“St. Peter Claver is a model for us in understanding that hard work and perseverance is required to combat the sin of racism and build community,” said Bishop George V. Murry of Youngstown, Ohio, chairman of the U.S. bishops’ Ad Hoc Committee Against Racism, in a Sept. 1 statement.
Like Bishop Murry, the Spanish-born St. Peter Claver was a Jesuit. He dedicated his life to ministering to people enslaved by the African slave trade, working to improve their lives and seeking to abolish the slave trade.
“We must begin and end this effort in prayer together, even as we seek to act in concrete ways,” Bishop Murry said.
Resources, available at www.usccb.org/racism, include a prayer card, prayers of the faithful, stories of how faith communities in the United States are working for racial justice, teaching resources and bishops’ statements.
The ad hoc committee was formed by Cardinal Daniel N. DiNardo of Galveston-Houston in the wake of the Aug. 12 “Unite the Right” rally in Charlottesville, Virginia, and its deadly aftermath, and named Bishop Murry its chair.
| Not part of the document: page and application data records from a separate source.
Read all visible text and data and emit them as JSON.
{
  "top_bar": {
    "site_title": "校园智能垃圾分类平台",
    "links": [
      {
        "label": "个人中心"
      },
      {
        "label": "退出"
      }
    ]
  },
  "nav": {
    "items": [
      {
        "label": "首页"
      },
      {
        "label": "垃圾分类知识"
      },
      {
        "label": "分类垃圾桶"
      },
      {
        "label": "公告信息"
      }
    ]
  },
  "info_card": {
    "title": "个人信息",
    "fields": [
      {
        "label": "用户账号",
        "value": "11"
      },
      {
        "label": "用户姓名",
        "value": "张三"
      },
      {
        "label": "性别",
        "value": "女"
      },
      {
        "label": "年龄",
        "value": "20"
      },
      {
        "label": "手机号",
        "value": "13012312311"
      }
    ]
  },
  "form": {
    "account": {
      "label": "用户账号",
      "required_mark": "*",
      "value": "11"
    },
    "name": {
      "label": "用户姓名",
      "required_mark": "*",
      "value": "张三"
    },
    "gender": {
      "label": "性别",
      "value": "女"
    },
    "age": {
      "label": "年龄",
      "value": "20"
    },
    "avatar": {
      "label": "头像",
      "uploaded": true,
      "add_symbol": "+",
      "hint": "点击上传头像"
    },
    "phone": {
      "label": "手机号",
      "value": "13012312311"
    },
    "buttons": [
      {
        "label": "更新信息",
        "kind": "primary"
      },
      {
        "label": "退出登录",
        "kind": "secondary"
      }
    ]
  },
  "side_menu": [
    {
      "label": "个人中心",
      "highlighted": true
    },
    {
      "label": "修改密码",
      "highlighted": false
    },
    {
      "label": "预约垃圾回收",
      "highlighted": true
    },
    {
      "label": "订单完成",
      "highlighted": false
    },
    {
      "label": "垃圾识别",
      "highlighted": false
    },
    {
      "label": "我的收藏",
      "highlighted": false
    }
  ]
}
A bishops’ task force on racism that met last year recommended the annual observance of a national day of prayer.
The committee’s charge is to address the sin of racism in society and the church, as well as the urgent need to come together to find solutions.